Picture of Prianka Ghosh
Updated: 22 March 2017
Singapore’s black and white houses are colonial bungalows built between the late 19th century up until the pre-war era of the 1930s. They get their name from the dark timber beams and whitewashed walls that were prevalent in their construction.

The black and white houses were originally built by British colonial families. The design, sometimes referred to as Tudorbethan Style, combines tropical and art deco elements with a traditional Victorian style home. Inspired by the Malay practice of building homes on stilts, the black and white houses sit on elevated platforms – this was popular with British expats who wanted to distance themselves from dangerous tropical insects and also alleviated concerns about flooding during the rainy season. Other elements that are characteristic of the black and white houses are large verandas and overhanging roofs. The houses were designed with high ceilings, shutter-style windows and open-concept layouts in order to amplify any breeze that passed through the house.

Eden Hall, Singapore | © Smuconlaw/WikiCommons
Eden Hall, Singapore | © Smuconlaw/WikiCommons

The usual occupants of these homes were Singapore’s elite: powerful businessmen, lawyers and high-ranking government officials. They enjoyed the wide-open green spaces combined with the privacy that the estates these homes were built on gave them.
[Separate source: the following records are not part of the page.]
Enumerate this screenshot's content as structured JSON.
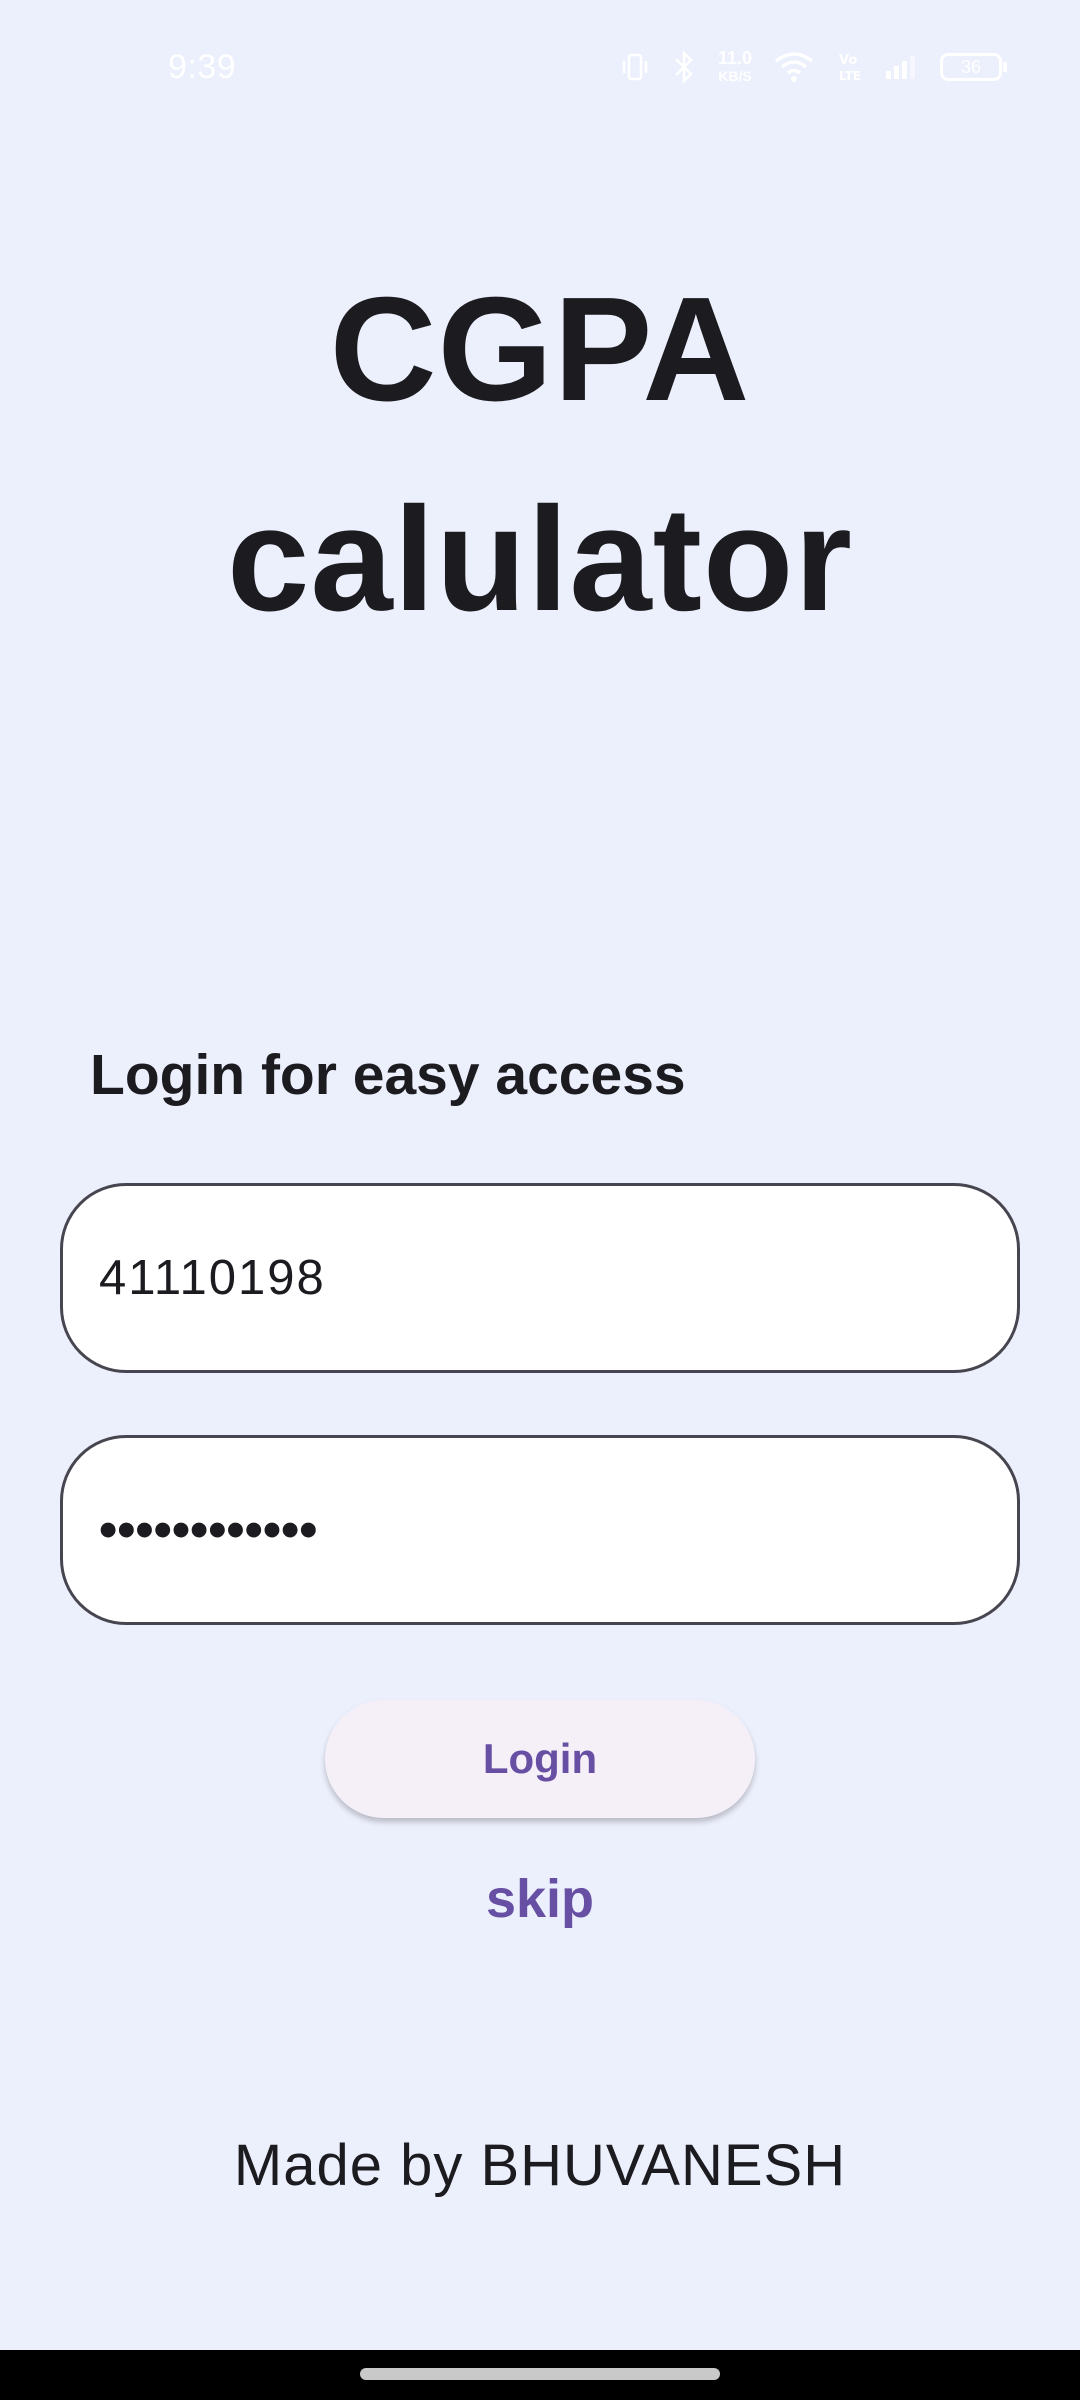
{
  "status_bar": {
    "time": "9:39",
    "net_speed_value": "11.0",
    "net_speed_unit": "KB/S",
    "battery_level": "36",
    "icons": [
      "vibrate-icon",
      "bluetooth-icon",
      "wifi-icon",
      "volte-icon",
      "signal-icon",
      "battery-icon"
    ]
  },
  "title": {
    "line1": "CGPA",
    "line2": "calulator"
  },
  "login": {
    "heading": "Login for easy access",
    "username_value": "41110198",
    "password_value": "••••••••••••",
    "button_label": "Login",
    "skip_label": "skip"
  },
  "footer": {
    "credit": "Made by BHUVANESH"
  },
  "colors": {
    "background": "#ECEFFC",
    "primary": "#6750A4",
    "text": "#1B1B20",
    "field_border": "#47454F"
  }
}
However, in 1942 when the Japanese successfully invaded Singapore, most of these homes were abandoned and either left deserted to fall into disrepair, or they became living quarters for Japanese soldiers.

Due to Singapore’s rapidly growing population, many of these homes have been destroyed in favour of more space-efficient housing, however, about 500 Black and White houses remain to this day, some in central neighbourhoods Dempsey Road and Adam Park with others in outlying regions like Seletar and Sembawang.

Reflections at Bukit Chandu | ©Jnzl/Flickr
Reflections at Bukit Chandu | ©Jnzl/Flickr



These homes continue to be very popular, especially among British and other expat families, despite sometimes having a dark past. For example, the Black and White houses in Adam Park were used as POW camps during WWII. Regardless, their scarcity and extravagance keep them in high demand. Rentals are available for some of these properties and start around $5,000/month on the low end and can go as high as $35,000/month for high-end properties in central locations.

The Bungalow at Bukit Chandu | © Soham Banerjee/Flickr
The Bungalow at Bukit Chandu | © Soham Banerjee/Flickr